== Your assignment ==
Only a number is wanted here, namely how many lines of the data contain the string "Este".

##### Extracted data

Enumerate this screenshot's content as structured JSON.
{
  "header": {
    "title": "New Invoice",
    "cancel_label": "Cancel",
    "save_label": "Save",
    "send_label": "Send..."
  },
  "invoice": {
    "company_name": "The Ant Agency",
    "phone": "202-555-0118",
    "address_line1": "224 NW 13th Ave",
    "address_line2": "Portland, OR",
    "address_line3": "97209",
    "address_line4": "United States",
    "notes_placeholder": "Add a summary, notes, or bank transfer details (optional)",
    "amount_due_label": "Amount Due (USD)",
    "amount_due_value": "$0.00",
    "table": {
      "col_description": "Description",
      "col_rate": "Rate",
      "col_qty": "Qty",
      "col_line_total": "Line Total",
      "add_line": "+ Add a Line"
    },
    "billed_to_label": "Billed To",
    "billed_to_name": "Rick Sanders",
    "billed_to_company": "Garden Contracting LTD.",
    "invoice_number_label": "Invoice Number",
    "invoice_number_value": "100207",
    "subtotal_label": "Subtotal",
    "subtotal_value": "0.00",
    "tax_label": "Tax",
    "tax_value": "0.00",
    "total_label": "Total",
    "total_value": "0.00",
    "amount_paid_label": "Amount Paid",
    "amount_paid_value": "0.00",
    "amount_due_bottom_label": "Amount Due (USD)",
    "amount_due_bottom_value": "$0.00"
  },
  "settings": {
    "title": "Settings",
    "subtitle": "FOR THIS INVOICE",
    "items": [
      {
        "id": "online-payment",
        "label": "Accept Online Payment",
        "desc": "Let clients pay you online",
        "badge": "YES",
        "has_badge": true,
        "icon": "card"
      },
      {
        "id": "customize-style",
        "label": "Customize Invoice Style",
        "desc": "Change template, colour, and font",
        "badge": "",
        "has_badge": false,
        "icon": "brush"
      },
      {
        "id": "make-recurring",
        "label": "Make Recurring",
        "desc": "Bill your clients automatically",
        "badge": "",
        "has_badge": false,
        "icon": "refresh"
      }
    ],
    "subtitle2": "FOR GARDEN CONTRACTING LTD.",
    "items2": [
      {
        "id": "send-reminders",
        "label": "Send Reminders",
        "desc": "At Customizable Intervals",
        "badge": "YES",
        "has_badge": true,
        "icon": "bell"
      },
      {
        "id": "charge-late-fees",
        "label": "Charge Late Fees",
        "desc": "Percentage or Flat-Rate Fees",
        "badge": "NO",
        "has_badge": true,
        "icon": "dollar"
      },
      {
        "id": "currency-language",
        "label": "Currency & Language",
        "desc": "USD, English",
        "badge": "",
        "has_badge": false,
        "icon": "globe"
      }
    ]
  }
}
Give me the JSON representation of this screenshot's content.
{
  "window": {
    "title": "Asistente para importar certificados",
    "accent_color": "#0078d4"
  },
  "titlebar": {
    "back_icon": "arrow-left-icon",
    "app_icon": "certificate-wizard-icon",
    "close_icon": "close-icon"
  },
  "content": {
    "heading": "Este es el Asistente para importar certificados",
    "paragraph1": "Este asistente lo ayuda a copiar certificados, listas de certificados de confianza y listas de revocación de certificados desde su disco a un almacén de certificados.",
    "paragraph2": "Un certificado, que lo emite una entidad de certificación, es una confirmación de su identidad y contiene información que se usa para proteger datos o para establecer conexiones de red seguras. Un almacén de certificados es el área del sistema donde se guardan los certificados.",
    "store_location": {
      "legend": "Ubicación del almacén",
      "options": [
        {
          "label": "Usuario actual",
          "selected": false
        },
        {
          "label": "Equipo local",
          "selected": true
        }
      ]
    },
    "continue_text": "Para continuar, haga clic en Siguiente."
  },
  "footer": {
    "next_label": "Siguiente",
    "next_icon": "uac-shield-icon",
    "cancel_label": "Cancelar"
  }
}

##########
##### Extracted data

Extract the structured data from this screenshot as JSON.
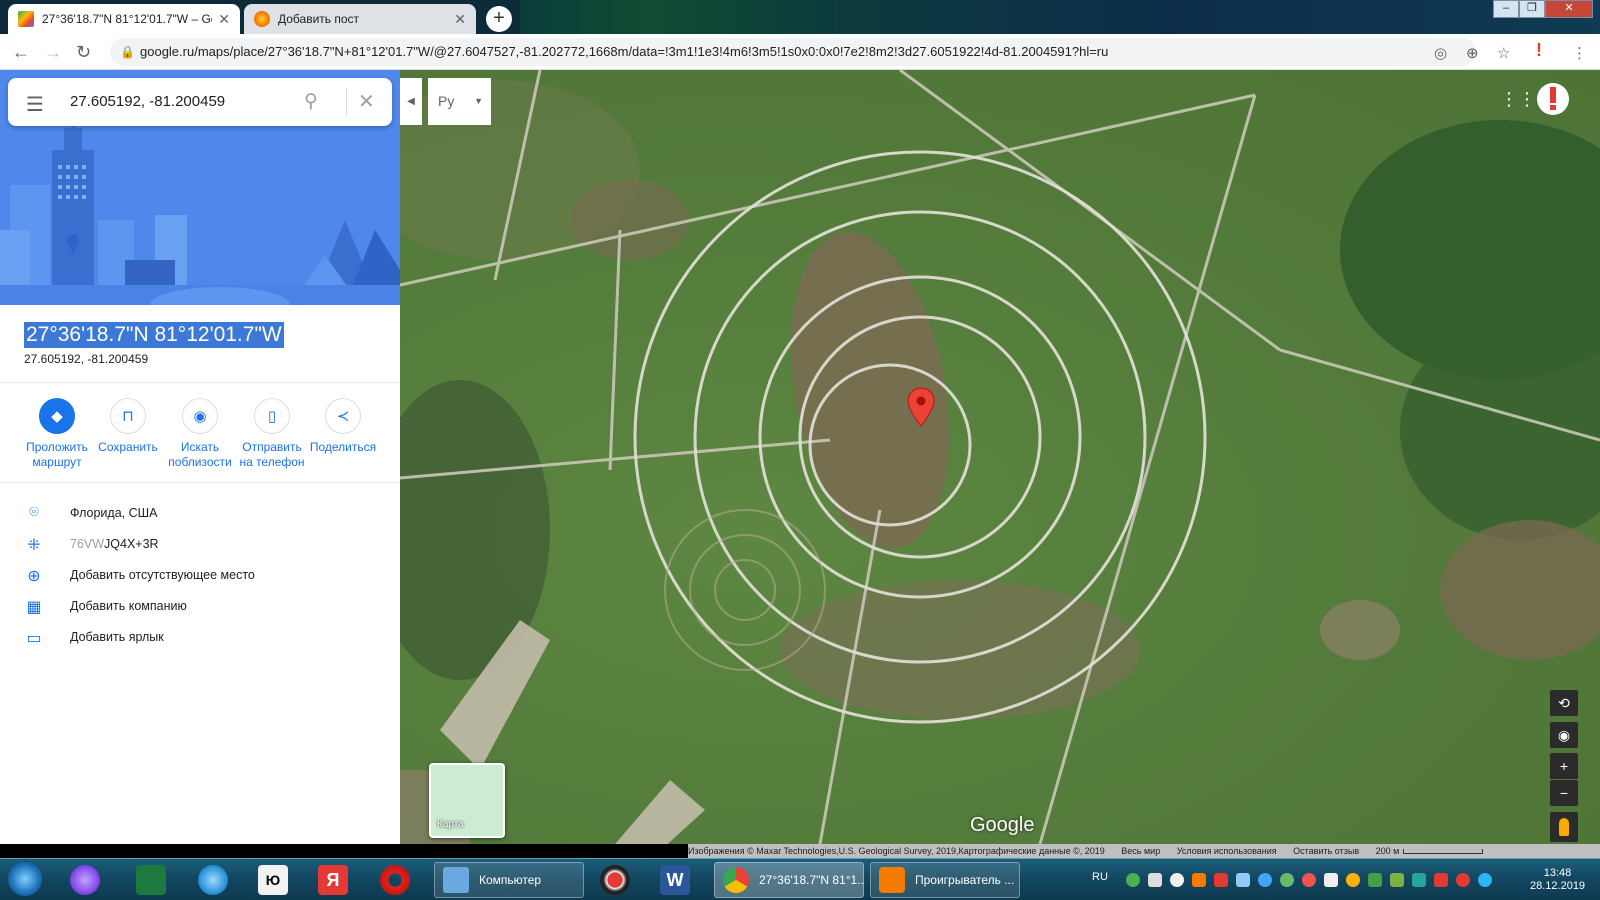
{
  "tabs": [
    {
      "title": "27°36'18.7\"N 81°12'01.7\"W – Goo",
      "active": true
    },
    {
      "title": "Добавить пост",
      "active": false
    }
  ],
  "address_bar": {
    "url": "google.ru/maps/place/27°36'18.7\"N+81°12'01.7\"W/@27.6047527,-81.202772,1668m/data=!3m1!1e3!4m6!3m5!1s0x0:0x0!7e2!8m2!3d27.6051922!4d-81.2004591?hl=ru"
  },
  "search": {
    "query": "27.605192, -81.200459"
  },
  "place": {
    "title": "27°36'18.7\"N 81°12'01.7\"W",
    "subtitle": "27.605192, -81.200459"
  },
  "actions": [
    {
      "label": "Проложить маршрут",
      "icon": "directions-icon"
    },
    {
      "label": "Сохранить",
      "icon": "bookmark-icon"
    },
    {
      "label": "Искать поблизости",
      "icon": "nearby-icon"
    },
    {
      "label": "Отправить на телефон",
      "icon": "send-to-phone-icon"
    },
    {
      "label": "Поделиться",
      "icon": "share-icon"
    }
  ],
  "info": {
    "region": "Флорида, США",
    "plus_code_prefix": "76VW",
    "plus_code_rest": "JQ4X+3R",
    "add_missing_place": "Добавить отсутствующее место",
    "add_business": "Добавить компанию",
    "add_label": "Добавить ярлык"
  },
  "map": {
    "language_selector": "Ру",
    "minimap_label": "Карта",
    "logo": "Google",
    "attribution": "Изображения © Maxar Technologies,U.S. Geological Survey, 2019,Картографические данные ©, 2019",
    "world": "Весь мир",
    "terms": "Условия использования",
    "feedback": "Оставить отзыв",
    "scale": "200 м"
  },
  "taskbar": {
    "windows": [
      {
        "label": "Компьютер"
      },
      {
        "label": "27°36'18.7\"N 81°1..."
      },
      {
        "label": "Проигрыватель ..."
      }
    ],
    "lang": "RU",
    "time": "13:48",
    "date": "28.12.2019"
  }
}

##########

== Output below ==
2